Guest contributor Sister Nicole Trahan, F.M.I, offers her thoughts on Marianist founder Adèle de Batz de Trenquelléon as we celebrate her life today.
Adèle de Batz de Trenquelléon was a woman ahead of her time and a woman wise for her years. A young woman who, though from a wealthy family, dedicated everything she had to serve the physical and spiritual needs of the poor. She was a young woman who was dedicated to a personal rule of life from the age of 12 and a foundress of a religious congregation before the age of 30. She was a visionary, wisdom figure and friend for her sisters and the entire Marianist family. Her spirit has inspired thousands over the years and her spirit inspires me to live the life of a Marianist Sister.
There are many things that I admire about Adèle… her spunk, her courage, faith, compassion, vision… and her ability to really connect to people and maintain those connections.
Adèle realized that after the French Revolution young people needed support to live a Christian life and that the poor needed food, shelter and an education. So what did she do? She started a group so that they could offer each other support, pray together, learn about the faith and care for the needs of the poor. The group grew to more than 200 young women all over southwestern France — all through letter writing.
And what a letter writer she was! She only lived to be 38, but we have two volumes of her letters and know that many were destroyed at some point in history. One of my favorite quotes of hers, that I wish I could live a little more faithfully, is:
Let us make a pact between our heart and our tongue, never to speak when the heart is unsettled. If we had the courage to do this, we would avoid many failings, would acquire many merits, and would draw down graces from heaven. (Letter 301)
As a young woman, Adèle would give bread from her kitchen door and teach short catechism lessons to those who would come — feeding both body and spirit. She wrote in another letter:
Let us imitate the love of our Blessed Mother. Like her, let us render to all our brothers and sisters the corporal and spiritual services in our power. God considers as done to himself what we do to others. How this should motivate our charity! (Letter 128)
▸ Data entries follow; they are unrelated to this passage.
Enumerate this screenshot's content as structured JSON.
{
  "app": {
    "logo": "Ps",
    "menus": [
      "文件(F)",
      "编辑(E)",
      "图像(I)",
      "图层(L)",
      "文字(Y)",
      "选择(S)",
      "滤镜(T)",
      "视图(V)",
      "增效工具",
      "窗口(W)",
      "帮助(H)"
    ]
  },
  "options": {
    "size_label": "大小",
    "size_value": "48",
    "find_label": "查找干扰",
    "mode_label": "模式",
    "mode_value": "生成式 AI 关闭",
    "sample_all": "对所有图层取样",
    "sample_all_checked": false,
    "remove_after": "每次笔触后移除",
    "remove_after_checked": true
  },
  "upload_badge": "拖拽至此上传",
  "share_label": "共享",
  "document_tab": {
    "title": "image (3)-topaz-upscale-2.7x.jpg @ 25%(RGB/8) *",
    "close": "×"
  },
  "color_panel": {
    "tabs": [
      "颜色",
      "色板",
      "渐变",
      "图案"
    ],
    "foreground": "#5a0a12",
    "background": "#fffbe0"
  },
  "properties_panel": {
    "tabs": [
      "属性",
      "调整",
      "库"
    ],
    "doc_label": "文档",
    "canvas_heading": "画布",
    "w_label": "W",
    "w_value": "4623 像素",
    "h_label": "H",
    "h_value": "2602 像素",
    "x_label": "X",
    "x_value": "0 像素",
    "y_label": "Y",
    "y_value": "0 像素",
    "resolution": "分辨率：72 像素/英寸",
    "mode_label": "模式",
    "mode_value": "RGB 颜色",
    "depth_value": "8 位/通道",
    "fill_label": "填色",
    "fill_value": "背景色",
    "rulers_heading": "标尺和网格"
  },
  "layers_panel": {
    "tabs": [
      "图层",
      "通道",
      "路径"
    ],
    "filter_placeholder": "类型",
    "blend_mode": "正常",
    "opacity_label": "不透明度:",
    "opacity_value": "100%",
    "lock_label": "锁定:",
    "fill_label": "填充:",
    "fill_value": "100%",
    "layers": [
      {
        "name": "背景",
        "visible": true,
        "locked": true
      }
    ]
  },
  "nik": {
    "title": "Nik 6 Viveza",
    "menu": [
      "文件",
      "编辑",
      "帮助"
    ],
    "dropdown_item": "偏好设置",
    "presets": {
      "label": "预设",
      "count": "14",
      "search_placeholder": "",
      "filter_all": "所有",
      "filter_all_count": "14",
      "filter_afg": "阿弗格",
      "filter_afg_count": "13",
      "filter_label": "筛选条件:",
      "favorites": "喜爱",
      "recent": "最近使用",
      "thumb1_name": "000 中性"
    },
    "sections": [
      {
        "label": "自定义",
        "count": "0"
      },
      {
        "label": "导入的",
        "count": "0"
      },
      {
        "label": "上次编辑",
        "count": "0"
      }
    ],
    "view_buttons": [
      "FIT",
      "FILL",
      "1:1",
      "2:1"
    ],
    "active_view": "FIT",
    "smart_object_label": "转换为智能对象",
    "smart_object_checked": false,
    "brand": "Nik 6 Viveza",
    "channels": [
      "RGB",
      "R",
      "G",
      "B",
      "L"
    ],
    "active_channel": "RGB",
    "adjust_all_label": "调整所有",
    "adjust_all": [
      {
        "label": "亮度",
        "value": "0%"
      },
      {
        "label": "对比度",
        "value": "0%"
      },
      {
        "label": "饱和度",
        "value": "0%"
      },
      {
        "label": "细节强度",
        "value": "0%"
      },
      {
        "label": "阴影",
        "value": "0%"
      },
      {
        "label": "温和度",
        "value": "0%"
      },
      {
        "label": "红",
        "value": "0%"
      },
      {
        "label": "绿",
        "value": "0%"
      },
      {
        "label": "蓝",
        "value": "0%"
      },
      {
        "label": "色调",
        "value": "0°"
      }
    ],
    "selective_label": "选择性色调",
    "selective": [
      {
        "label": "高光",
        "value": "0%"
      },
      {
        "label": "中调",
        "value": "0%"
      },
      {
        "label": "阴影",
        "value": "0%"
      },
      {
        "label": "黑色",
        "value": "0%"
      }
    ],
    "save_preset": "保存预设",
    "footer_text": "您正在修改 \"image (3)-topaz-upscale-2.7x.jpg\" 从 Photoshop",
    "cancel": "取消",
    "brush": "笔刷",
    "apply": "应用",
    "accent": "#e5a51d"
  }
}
Adèle was courageous. I suppose living through the French Revolution could do that. When she and a small group decided that they would become religious, she wrote:
Let us get down to the work with courage and not let ourselves be frightened by the grandeur of the enterprise. Let us concentrate on what we are doing at the present moment, but let us do it well. (Letter 246)
Each Marianist Sister in the world has been gifted by the Spirit with a portion of the spirit of Adèle — our charism. And at times I can sense that Adèle is walking with me… encouraging me when I’m tempted to remain silent… smiling as I try to articulate a vision… and standing next to me as I discern possible the path ahead of me.
May each of us, as we move through our day-to-day life, be graced with a portion of Adele’s spirit. May all of us act with complete trust in God and with courage, serving the needs of those around us and supporting others with whom we walk this journey.